I remember the first months after the birth being shaped by the experience of that book. Tolle’s insistence that anything, anything can be tolerated in the moment that it is happening was absolutely invaluable in those first few busy, tiring months of nursing, loving and welcoming a new baby. Unlike many mothers who have shared their experiences with me, those first months passed as an ecstasy. I had never felt more alive, more deeply connected to my world, my deepest self and my Creator. It was pretty intense and I really feel grateful to Tolle for providing me with the tools to leap into this experience.
Over time, imperceptibly at first and then with a growing vigour, this experience of intense mindfulness faded. Life with a baby became familiar. Our family was rocked by the waves of a particular crisis. I found my grip on the tools Tolle had taught me floundering.
Throughout this period, I found myself scolding myself with increasing insistence to return to my previous positive state. I found myself insisting that I elevate myself to the place of no-mind, that I concentrate on the gratitude that had come flowing so naturally in my previous state. I found myself becoming more and more cranky with myself, feeling betrayed and angry at my low mood, my outbursts of anger, my lack of perfect attentiveness with my growing child. Guilt pooled inside me. I am capable of so much more.
I knew I was in toxic mind-noise, but I couldn’t silence it. Reading The Power of Now became akin to scolding myself. The words that had chimed so sweetly in the past now clashed and barked orders. Focus on the present!
As the waves of crisis receded, I emerged into a place where I thought mindfulness should come more easily.
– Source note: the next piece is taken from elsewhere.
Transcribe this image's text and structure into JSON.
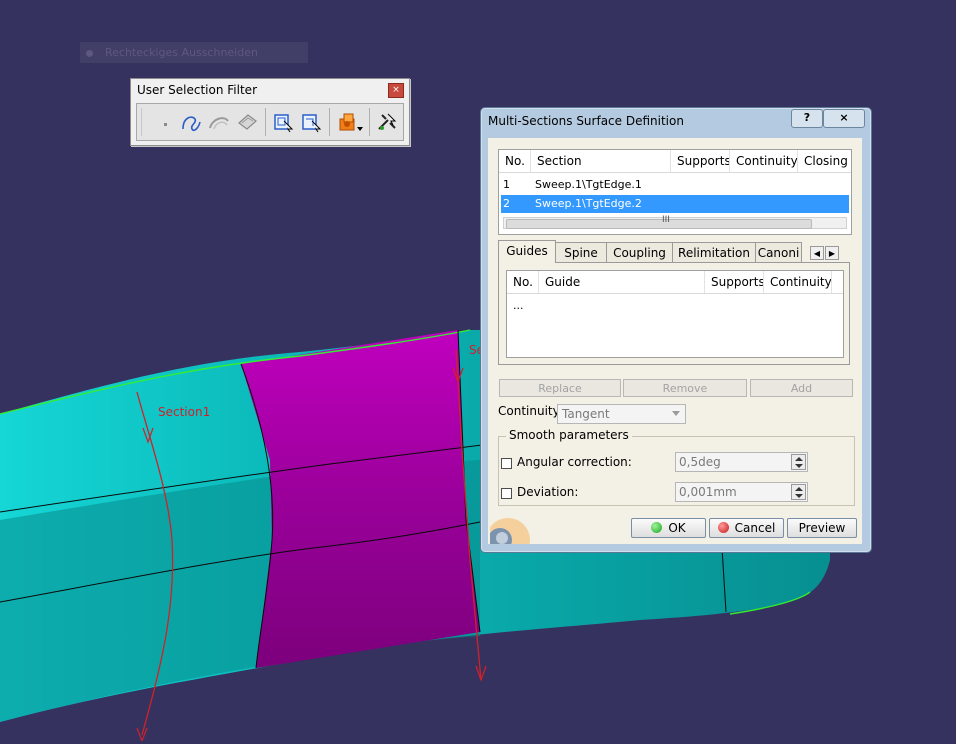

And yet, it still didn’t come. I began to despair. Perhaps, I thought, I have fallen to a very low place, or perhaps I was never in such a great place before. And the ferris wheel of negative thoughts went around, and around.
At a certain point I stumbled into Pete Walker’s The Tao of Fully Feeling. In this spectacular book, Walker makes the case for the value of the complete range of human feelings. He says that by not acknowledging and fully feeling our negative states, we cut off huge swarths of our emotional range, creating frustrated energies a narrowed experience of life.
By acknowledging our range of feelings and the obvious yet innovate fact that our feelings change over a given period of time, we can open ourselves up to welcome negative feelings as well as positive ones. Negative feelings, fully felt, Walker argues, generally resolve themselves with time. Positive feelings, even when fully felt, fade with time and by clutching on to them past their expiry date, we only create more pain and psychic tension for ourselves when they inevitably fade. Rather, Walker argues for the full integration of our whole emotional experience and the development of healthy channels for the expression of all our emotions and feelings which are truly the joy of human life.
In many ways, I do not believe there is a contradiction between Tolle and Walker. In fact, acknowledging our present states and accepting them is a significant part of the work described by Tolle. However, the mindfulness ogre created in my find was not an accurate reflection of Tolle, but rather a denizen of the positive-thinking cult that pervades current thinking on personal growth.
What I needed was not to be told to focus on gratitude or scolded to get above my worries and fears, but to fully experience the deep pain and sadness I felt in these difficult months. I needed the chance to cry, to be angry and to express these feelings in healthy, protected, non-harmful ways so that they wouldn’t sneak, uninvited into my interactions with family and friends.
I hope you enjoyed the first blog post. I hope to post at a minimum, weekly, with each post being uploaded by Friday morning, Israel time.
Have a wonderful week.